- Consider what-if scenarios. By running a micro-forecast on what-if your supplier increases prices by 10% or you added a new product line, you can count the cost ahead and know how to respond. If this is a bit too complex, consider cash flow forecasting – which allows us to run these scenarios and plan ahead.
- Secure financing. The worst financing mistake during inflation is to pay for increasing costs with debt rather than adjusting your business model. The next worst financing mistake is getting caught with high interest rates when sudden costs arise. Consider securing a Line of Credit with a favorable interest rate now.
- Find ways to streamline and automate. The less time you spend tracking your books, completing manual paperwork, and doing things the way they’ve always been done, the more time you’re earning revenue. Consider the opportunity cost of not streamlining.

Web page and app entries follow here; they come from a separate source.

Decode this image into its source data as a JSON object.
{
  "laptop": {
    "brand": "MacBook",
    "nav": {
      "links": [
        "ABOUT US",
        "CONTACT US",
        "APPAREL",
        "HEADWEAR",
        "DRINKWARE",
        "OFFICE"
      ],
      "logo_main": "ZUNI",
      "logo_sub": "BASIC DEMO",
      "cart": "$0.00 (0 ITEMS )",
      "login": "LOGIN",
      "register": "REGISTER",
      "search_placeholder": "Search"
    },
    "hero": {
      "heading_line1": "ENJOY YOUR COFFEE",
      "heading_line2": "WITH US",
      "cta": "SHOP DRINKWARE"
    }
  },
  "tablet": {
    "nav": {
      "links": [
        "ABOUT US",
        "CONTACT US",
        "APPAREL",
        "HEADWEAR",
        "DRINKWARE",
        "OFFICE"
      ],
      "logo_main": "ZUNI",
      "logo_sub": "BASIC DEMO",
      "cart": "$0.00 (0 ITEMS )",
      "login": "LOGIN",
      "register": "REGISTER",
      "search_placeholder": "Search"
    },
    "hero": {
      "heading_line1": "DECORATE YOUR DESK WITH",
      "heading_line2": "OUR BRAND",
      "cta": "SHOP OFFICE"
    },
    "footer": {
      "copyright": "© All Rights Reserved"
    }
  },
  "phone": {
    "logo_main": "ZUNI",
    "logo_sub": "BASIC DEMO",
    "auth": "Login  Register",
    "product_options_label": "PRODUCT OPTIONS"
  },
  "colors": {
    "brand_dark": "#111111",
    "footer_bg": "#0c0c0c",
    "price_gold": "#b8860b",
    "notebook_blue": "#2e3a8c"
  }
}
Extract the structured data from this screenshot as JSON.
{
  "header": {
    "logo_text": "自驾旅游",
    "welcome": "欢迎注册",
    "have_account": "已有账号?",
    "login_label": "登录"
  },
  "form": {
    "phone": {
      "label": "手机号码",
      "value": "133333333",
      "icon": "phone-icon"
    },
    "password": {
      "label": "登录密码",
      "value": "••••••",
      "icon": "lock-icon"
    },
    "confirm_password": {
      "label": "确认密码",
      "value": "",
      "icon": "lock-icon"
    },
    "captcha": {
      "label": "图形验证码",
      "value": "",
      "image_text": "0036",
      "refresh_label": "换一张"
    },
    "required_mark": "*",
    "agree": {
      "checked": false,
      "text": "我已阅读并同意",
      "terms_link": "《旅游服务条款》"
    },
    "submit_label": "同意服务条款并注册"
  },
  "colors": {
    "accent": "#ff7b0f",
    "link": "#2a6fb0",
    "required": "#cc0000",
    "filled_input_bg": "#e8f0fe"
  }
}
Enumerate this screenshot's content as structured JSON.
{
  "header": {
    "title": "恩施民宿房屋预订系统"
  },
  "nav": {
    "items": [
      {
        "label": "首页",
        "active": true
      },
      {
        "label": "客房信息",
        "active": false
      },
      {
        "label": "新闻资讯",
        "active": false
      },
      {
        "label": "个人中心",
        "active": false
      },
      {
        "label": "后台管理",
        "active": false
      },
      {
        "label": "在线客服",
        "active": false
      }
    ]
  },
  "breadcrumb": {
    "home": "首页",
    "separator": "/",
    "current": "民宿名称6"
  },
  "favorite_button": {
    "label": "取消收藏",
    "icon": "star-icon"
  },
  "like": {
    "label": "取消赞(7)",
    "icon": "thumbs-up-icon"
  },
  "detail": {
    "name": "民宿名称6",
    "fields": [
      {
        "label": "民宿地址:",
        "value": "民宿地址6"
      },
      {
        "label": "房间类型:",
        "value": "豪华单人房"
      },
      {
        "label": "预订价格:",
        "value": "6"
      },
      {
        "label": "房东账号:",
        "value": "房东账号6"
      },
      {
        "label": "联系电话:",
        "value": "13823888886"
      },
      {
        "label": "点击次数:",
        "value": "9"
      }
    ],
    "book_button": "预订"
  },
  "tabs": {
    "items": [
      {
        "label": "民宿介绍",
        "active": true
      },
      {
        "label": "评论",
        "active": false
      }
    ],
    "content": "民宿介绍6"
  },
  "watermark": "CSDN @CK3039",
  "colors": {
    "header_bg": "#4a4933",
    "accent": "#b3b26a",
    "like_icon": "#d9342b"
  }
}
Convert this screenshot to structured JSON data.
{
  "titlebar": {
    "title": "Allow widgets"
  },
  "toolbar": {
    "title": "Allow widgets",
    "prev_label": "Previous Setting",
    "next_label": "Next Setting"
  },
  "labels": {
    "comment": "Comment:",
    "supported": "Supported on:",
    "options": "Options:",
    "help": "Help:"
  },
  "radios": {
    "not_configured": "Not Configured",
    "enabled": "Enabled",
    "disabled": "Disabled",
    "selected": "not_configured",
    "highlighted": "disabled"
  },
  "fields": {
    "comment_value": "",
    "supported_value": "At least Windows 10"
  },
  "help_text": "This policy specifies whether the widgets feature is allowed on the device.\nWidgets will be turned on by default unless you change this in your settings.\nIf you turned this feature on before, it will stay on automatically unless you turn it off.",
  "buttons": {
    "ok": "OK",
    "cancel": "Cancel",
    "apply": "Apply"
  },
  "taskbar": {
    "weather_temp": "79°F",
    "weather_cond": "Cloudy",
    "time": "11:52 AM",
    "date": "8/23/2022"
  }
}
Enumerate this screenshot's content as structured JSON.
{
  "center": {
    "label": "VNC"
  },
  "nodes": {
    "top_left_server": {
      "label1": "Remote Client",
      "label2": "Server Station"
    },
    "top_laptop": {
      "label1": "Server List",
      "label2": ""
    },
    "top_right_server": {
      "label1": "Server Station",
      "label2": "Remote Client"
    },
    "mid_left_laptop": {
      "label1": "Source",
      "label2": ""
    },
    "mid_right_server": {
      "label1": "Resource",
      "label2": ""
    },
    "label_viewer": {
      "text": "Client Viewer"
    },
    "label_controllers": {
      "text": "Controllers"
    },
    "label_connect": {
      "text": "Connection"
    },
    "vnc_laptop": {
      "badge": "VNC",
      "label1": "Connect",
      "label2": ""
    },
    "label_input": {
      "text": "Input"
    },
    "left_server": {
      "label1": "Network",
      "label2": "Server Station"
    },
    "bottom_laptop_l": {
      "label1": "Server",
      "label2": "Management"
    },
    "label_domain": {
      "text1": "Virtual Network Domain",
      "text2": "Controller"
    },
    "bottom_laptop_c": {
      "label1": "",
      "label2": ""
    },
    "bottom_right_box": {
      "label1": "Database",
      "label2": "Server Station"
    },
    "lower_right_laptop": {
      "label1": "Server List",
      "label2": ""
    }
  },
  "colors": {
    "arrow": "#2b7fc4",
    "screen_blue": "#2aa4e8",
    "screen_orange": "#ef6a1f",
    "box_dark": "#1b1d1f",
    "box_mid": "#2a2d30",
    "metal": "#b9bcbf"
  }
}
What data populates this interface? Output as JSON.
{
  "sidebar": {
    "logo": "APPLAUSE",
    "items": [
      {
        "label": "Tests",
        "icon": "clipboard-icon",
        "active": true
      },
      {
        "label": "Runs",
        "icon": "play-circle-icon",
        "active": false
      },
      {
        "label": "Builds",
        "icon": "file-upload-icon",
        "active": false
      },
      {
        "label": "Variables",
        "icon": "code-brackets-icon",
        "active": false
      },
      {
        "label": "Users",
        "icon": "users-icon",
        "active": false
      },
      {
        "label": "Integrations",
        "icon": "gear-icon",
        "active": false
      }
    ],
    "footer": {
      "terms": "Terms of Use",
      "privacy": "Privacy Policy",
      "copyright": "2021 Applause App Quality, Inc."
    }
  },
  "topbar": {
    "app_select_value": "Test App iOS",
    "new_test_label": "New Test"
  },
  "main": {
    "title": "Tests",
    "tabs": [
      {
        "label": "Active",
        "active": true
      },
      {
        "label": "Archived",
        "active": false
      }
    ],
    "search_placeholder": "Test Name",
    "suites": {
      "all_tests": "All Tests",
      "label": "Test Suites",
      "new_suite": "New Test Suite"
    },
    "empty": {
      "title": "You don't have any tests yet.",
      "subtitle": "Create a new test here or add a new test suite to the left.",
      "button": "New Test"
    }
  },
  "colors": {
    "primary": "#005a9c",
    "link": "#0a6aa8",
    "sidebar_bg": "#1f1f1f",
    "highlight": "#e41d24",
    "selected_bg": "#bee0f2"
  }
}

- Keep sight on your competitive edge. Make sure that your customers see your value and want to stay loyal despite the cost of inflation. Additionally, keep an eye on where your competitors are failing and target growth.
- Shop efficient. No one can project future inflation. Whether you are shopping for a vehicle, appliances, or groceries, shop for the ones that will stay most efficient or go the farthest – and keep your costs down.
- Talk to your financial advisor about investments that adapt better in times of inflation.
- Watch your debt payments. Any loans you have that are set on a variable rate will start accruing more interest as inflation increases while fixed rate loans will actually become more “affordable” as your salary adjusts to inflation.
- Inflation eats into savings. If you have a significant amount of money socked in a bank account, it likely isn’t performing. Talk to your financial advisor about safe ways to save such as money market accounts, CDs, I Bonds, TIPS, or others.
- Identify recurring costs to cut. All unnecessary costs are bad ones. But, we find these are most common of subscriptions – and therefore a good starting point.
- Keep a budget. Tried and true.
These are just a few of our top ideas for responding to inflation. But, none of this is advice for you personally or your individual business. If you would like personalized advice, let’s have a conversation about other ways for you to respond.